So let’s say you are in Libya and just kind of stumble across a personal journal of some victim of an assassination. What do you do?
- Return it to the family, respecting the owners and family’s right to privacy?
- Make copies and report on its contents as an unnamed source?
- Make copies, report on it, and return it to the family?
Obviously choice 1 can’t be right, it’s not your fault the victim was careless with the journal and you do have a job to do.
Choice 2 might be okay, but what about the family? Don’t they have a right to see what their son, father, and brother was thinking? Of course they do! By golly that leaves you only one choice.
Actually, in this case I agree with the CNN approach. The question of how much right the family has to suppress the contents of the journal is a tough one, but since we are dealing with a significant news story on a personal representative of the President, I think the value of the insight outweighs the concerns for privacy. This is one of those tough call issues that has to be made on a case by case basis.

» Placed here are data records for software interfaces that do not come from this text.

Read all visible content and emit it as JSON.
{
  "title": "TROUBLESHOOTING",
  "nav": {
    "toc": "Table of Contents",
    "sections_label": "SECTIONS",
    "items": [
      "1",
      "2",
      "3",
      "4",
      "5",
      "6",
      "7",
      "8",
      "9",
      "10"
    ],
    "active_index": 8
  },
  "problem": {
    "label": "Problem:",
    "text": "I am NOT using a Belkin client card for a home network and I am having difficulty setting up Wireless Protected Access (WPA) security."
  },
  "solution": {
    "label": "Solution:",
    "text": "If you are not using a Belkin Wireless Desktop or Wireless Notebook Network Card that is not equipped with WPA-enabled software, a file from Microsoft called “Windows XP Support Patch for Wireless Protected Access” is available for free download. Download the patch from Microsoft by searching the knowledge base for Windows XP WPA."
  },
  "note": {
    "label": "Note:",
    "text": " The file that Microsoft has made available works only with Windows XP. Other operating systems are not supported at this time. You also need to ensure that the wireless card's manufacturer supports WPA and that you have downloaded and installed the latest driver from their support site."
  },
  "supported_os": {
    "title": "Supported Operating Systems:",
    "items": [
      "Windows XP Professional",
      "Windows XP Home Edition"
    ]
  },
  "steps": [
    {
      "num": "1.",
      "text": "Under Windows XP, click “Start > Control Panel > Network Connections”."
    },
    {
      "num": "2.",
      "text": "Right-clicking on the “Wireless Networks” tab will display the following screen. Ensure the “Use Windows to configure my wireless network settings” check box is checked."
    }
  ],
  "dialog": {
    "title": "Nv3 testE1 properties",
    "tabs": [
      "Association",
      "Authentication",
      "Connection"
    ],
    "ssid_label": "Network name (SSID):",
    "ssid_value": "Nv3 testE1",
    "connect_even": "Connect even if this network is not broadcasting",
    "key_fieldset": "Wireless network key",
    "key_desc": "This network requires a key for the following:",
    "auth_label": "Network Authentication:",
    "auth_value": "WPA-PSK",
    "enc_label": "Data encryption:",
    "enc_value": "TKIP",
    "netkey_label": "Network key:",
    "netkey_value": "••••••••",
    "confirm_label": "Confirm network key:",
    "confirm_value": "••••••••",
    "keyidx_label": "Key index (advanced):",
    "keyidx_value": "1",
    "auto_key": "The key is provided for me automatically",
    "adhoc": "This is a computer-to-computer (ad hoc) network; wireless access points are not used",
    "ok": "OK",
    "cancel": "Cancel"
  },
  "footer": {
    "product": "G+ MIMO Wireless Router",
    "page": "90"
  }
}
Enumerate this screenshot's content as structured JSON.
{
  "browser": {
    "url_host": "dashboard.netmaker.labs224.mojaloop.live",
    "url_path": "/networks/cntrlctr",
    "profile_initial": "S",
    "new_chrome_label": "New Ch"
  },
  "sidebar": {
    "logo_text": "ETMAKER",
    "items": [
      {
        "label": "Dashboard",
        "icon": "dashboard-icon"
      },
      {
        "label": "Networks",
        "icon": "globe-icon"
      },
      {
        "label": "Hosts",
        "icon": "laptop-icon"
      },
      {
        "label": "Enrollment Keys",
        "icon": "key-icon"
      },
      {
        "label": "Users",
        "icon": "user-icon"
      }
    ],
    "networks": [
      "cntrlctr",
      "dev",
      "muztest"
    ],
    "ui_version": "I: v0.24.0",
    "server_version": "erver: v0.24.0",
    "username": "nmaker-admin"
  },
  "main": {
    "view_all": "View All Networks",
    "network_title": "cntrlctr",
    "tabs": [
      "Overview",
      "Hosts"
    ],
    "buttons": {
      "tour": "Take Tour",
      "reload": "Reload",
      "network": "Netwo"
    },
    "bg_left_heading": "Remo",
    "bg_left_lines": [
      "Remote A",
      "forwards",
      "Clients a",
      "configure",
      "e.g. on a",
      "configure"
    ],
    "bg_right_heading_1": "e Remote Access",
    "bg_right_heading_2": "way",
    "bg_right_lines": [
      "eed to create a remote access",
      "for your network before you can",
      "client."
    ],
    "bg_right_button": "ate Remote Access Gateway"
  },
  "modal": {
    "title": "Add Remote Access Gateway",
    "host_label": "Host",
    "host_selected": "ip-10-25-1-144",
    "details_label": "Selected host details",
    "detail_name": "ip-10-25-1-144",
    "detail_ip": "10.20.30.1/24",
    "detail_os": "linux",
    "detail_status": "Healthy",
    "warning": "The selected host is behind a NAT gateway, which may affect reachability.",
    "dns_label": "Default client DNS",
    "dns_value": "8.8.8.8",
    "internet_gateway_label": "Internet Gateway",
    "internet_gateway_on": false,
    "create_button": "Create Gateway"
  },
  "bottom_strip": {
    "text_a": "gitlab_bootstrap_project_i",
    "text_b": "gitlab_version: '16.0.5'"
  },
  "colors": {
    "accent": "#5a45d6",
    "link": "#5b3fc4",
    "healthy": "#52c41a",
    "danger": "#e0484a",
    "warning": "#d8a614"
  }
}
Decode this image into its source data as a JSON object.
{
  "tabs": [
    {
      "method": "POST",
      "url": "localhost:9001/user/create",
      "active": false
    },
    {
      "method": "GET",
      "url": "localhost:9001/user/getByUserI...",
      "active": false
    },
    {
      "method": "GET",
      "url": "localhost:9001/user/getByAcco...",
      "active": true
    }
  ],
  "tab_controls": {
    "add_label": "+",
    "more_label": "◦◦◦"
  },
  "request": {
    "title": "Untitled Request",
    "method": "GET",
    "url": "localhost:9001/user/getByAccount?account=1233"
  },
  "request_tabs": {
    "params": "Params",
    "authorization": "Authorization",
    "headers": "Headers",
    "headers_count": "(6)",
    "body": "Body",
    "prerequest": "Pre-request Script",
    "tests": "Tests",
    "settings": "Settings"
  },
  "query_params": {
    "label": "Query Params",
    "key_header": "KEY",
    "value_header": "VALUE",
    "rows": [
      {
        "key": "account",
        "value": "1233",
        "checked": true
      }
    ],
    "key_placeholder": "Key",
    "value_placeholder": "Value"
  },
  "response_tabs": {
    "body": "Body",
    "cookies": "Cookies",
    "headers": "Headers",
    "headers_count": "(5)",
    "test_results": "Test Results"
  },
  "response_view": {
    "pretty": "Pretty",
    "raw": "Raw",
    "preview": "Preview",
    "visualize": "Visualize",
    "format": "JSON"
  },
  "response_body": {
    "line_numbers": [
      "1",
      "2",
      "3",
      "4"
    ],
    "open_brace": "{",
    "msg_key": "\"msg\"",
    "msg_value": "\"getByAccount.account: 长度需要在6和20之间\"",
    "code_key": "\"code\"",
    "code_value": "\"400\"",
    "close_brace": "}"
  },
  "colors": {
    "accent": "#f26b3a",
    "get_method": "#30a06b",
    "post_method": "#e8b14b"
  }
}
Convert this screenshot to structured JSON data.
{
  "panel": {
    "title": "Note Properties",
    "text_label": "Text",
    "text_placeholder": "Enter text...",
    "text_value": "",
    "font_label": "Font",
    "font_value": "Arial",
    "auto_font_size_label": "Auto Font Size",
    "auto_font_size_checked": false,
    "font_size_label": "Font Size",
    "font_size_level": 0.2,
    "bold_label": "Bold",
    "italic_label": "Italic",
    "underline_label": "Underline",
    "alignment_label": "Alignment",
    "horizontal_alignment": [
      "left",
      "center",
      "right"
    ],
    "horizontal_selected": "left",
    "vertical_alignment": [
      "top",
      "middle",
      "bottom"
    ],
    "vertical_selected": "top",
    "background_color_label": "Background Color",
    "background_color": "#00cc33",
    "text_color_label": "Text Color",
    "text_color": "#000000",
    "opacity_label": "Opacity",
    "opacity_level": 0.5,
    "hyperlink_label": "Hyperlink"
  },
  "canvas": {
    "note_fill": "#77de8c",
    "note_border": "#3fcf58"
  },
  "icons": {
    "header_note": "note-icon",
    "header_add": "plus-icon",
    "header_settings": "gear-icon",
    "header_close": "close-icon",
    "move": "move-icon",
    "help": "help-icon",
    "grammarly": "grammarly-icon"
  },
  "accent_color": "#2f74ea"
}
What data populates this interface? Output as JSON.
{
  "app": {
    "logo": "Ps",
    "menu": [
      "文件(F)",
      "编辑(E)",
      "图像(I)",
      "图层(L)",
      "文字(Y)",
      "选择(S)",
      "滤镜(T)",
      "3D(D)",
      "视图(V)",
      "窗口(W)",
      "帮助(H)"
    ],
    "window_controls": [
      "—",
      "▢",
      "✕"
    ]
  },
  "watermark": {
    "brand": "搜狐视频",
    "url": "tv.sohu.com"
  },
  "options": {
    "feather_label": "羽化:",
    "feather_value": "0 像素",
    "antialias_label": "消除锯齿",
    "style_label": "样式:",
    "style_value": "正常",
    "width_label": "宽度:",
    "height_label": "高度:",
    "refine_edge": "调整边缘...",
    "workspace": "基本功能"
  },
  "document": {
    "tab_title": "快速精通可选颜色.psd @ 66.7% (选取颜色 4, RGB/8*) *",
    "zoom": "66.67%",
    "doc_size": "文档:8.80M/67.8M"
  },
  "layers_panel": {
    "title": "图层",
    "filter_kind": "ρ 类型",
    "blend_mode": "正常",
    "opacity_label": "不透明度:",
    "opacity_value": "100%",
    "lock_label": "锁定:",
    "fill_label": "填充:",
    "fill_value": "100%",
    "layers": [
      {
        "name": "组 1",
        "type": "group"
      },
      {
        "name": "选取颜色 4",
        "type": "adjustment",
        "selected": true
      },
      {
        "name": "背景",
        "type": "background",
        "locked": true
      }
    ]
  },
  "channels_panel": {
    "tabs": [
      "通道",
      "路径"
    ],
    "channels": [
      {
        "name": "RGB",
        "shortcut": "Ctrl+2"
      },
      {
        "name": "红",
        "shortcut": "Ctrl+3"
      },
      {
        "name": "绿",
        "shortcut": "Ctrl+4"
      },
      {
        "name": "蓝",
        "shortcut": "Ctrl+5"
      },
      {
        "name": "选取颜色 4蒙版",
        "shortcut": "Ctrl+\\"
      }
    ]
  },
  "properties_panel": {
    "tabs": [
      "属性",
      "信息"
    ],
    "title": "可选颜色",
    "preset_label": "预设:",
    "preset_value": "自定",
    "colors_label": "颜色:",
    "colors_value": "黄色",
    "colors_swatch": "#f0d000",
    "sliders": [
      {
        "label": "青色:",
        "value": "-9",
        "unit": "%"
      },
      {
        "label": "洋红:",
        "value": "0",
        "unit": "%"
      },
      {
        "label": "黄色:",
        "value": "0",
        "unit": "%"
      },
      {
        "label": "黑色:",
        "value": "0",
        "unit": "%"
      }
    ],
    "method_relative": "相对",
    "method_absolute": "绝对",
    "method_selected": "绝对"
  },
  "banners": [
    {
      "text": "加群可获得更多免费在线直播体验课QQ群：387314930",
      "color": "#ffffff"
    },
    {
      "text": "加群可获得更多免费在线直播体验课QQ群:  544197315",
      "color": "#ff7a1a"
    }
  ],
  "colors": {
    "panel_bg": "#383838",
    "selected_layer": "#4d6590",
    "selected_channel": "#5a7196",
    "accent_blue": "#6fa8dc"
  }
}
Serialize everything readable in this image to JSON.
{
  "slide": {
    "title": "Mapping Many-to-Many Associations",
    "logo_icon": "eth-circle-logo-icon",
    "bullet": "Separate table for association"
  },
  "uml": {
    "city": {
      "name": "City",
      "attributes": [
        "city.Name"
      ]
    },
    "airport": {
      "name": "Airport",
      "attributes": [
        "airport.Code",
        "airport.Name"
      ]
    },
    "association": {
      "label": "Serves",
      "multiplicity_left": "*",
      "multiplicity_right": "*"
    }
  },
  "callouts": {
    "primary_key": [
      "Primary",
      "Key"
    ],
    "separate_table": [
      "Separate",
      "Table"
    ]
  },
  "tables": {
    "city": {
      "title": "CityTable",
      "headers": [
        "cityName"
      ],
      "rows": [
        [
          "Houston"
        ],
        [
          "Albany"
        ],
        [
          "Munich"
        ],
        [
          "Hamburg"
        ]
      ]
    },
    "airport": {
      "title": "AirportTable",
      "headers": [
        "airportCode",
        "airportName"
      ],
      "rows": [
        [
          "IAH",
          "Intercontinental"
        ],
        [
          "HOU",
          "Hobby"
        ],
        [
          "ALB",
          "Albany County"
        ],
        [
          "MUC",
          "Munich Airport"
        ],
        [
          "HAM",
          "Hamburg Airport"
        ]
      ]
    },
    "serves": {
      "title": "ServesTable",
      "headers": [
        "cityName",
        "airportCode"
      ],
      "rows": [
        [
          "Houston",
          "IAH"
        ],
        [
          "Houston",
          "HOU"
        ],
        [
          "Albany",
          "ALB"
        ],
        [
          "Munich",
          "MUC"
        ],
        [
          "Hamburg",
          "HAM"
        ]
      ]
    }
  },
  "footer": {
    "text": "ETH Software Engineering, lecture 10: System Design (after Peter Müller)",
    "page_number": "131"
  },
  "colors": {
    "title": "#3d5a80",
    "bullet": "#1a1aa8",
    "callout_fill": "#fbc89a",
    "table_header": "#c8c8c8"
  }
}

Now that the administration is condemning their approach you have to ask why? Is it really out of respect for the families wishes or some other self interest?